Mako tops 200kg
FESTIVITIES are over for another year and if you’re like me you probably made the New Year’s resolution to go fishing more in 2018.
The year has started well with some settled weather allowing anglers to get out and catch some good fish in both fresh and salt water.
The Central Highlands has been a hot spot over the holidays with anglers out in force enjoying some great trout fishing.
Fly anglers are happy with big dun hatches bringing feeding trout to the surface on Penstock and Little Pine lagoons. Duns are young mayflies which hatch underwater and move to moult on land.
Moulting duns grow a new skin and shed the old, transforming into what’s called “spinners”. Spinners are now adult mayflies and they will mate, lay their eggs and die.
Nineteen Lagoons or the Western Lakes is fishing well for tailing trout cruising the shallows, and some good reports have come from Arthur’s Lake, Great Lake, Woods Lake and Lake Echo using all methods — lure, fly and bait.
Grasshoppers are a great natural bait to target trout at this time of year. One rigged up on a tiny hook floating and kicking on the water’s surface is hard to resist for any hungry trout. A small swivel or ball of split shot lead can be used to add weight to get the bait down to a desired depth in different water conditions.

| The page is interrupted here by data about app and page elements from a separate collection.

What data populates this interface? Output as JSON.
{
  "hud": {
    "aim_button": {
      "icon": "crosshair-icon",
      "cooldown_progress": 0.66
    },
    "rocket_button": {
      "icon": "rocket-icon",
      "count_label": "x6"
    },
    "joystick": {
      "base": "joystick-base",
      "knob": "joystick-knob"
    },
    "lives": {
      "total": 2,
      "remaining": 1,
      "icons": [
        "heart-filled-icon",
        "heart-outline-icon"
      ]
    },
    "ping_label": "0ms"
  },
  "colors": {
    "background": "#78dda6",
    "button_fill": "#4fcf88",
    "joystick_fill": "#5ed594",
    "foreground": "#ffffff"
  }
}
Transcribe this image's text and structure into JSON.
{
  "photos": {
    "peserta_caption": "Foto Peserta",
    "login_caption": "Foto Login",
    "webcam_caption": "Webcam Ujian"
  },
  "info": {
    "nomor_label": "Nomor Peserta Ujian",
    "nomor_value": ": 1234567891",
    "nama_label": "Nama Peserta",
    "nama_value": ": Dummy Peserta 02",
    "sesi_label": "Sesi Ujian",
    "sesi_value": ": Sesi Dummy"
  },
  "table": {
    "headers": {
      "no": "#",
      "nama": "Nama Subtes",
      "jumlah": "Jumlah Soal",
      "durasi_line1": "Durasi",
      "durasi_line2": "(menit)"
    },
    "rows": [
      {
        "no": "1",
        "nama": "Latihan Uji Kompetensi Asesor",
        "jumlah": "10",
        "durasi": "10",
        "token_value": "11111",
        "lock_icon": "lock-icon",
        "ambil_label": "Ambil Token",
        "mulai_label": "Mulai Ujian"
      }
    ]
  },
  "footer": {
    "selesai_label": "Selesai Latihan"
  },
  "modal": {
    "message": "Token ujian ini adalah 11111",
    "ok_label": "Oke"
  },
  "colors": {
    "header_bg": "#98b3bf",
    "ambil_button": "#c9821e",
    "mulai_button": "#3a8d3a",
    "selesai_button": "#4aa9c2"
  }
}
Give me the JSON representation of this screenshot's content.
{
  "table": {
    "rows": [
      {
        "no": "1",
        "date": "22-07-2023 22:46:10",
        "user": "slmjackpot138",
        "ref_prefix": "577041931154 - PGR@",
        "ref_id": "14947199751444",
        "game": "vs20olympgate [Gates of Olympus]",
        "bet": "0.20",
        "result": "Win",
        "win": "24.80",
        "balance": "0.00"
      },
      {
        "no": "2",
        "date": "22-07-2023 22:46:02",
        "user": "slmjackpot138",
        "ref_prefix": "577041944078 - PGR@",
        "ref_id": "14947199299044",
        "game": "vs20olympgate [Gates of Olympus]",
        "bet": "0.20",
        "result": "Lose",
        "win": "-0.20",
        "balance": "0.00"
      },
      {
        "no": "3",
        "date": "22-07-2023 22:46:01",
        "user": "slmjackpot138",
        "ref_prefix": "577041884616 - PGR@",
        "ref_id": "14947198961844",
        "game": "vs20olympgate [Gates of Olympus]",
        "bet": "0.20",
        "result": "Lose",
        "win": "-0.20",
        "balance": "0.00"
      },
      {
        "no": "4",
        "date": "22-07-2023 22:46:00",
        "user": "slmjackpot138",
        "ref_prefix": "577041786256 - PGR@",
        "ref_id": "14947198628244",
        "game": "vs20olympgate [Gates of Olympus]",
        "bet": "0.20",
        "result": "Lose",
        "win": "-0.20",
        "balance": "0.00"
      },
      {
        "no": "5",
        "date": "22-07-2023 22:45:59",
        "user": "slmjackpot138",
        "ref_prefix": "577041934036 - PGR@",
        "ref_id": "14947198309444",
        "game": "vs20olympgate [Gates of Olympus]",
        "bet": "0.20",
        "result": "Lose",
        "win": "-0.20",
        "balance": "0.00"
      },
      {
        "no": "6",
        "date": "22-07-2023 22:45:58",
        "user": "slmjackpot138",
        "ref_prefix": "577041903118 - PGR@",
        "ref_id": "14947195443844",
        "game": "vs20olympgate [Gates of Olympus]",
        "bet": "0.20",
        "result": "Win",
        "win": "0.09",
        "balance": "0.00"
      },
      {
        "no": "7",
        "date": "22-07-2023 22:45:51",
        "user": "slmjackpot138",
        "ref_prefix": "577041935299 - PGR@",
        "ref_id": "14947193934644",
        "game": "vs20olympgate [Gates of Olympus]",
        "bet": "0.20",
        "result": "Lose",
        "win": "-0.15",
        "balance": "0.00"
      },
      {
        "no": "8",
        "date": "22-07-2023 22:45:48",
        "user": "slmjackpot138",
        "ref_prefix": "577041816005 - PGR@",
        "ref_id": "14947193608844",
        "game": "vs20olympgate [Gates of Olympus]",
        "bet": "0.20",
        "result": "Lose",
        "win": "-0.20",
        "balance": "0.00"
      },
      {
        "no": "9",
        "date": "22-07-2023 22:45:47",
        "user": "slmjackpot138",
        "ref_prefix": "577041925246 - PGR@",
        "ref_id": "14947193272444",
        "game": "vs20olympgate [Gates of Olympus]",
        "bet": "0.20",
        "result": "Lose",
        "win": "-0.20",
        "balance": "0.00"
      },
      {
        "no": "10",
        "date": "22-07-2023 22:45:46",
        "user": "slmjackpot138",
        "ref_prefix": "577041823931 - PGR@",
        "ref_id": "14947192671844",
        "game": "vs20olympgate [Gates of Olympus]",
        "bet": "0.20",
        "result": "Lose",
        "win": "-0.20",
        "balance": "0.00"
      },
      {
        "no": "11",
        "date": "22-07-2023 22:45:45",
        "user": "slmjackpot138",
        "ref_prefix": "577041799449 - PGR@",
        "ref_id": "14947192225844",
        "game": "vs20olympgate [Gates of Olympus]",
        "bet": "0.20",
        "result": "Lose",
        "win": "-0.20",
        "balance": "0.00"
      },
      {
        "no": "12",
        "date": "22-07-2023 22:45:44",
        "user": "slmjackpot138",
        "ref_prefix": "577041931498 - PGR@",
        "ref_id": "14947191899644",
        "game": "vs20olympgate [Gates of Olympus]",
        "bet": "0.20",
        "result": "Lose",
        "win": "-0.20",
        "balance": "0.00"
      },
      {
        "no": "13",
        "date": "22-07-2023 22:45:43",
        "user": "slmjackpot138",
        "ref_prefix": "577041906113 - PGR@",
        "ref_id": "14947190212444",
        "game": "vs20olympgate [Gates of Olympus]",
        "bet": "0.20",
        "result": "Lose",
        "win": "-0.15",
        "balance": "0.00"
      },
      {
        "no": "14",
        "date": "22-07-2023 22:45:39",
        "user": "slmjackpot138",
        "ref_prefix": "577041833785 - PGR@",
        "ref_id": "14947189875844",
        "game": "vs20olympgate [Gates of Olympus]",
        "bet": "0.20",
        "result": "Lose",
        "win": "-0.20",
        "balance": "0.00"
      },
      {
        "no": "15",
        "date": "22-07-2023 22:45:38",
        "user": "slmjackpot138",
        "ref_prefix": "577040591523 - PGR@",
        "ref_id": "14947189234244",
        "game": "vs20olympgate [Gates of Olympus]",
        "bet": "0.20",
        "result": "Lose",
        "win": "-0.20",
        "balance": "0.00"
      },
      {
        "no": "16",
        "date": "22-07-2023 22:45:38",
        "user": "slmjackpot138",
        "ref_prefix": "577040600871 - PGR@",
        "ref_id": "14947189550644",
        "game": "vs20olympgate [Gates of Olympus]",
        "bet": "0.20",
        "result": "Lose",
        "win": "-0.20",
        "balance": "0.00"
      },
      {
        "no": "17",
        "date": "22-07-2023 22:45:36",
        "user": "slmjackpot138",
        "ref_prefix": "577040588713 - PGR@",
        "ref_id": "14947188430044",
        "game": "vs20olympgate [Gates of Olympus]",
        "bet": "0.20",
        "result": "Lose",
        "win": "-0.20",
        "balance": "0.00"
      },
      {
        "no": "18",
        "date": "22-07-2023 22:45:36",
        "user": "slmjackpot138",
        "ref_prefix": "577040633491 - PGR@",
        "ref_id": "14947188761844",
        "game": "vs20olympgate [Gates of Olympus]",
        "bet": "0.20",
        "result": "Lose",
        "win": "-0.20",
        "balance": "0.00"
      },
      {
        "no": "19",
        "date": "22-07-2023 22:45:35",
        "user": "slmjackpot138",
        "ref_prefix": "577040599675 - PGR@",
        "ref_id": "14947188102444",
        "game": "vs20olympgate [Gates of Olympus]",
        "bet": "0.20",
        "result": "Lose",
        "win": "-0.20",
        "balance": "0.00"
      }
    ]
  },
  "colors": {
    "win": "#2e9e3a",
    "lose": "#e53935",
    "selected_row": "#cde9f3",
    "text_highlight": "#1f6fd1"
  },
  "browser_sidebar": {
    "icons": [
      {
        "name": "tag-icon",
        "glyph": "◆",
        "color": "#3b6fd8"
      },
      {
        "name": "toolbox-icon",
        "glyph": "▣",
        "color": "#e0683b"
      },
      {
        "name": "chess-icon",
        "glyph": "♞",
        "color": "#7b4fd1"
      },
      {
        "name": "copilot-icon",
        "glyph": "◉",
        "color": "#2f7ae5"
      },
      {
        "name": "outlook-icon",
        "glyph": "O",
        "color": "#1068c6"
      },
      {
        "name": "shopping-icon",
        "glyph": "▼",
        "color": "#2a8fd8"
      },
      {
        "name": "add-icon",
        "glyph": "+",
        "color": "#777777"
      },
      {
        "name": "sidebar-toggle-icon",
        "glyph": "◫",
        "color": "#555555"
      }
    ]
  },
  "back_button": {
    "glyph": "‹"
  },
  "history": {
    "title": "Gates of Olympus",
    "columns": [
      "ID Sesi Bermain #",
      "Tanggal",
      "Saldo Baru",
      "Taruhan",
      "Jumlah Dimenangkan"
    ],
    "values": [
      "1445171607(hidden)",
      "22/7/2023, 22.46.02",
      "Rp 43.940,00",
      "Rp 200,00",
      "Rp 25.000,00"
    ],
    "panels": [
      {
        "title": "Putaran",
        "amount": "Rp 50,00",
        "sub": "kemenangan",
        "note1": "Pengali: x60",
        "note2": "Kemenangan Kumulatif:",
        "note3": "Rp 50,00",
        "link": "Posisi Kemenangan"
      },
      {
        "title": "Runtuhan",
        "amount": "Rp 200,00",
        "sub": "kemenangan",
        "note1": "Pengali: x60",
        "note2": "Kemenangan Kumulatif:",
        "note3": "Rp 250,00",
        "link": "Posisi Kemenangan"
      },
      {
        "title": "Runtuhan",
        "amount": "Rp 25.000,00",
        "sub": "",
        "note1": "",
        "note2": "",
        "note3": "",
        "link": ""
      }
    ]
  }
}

In the salt water tuna and mako shark are cruising the coast and some good school albacore and school southern bluefin tuna are taking trolled skirt or stickbait lures off Eaglehawk Neck.
Mako shark are also available and Dylan Loh, fishing on-board the boat Black Magic skippered by Josh Hammersley, caught a beauty weighing 213.8kg on Saturday.
The big mako won him the biggest shark in a competition off St Helens and a few others were also weighed in as well as tagged and released.
The fourth “Spot On, Shimano” Australia Day Shark and Gamefish Challenge, run by the Tuna Club pf Tasmania, is on January 27.
For entry details check the club’s Facebook page or give them a call on 0427 656 261.
Striped trumpeter, gemfish, blue eye trevalla and Ray’s bream are biting off the shelf and are a popular by catch while berleying up shark.
Tiger (king) flathead are biting off Marion, Fortescue and Frederick Henry bays with sand and dusky flathead also available.
Bruny and Betsey Island areas are also popular with the same said for the D’Entrecasteaux Channel, which is where the Huon and Derwent River estuaries run to the Tasman Sea and South Pacific Ocean.
Sand whiting, Australian salmon, mullet, tailor, calamari/arrow squid, barracouta, gurnard, elephant fish/shark, yellowtail kingfish, snapper and more are available for the persistent and patient angler.
If targeting snapper, find structures and use lots of berley to bring the fish to the boat or try bouncing big soft plastics (5/7 inch) or similar close to the bottom.
The 7HOFM Derwent River Flathead Classic is on this weekend which is a teams event focused on kids’ fishing. Profits from the event go to the Speak Up Stay Chatty suicide prevention charity. For entry details go to www.sportsfish tas.org.au/flatheadclassic
Tight lines until next week.
Send your fishing reports, pictures and tips to valleyfishes @gmail.com and keep track of the Fishing page on Facebook.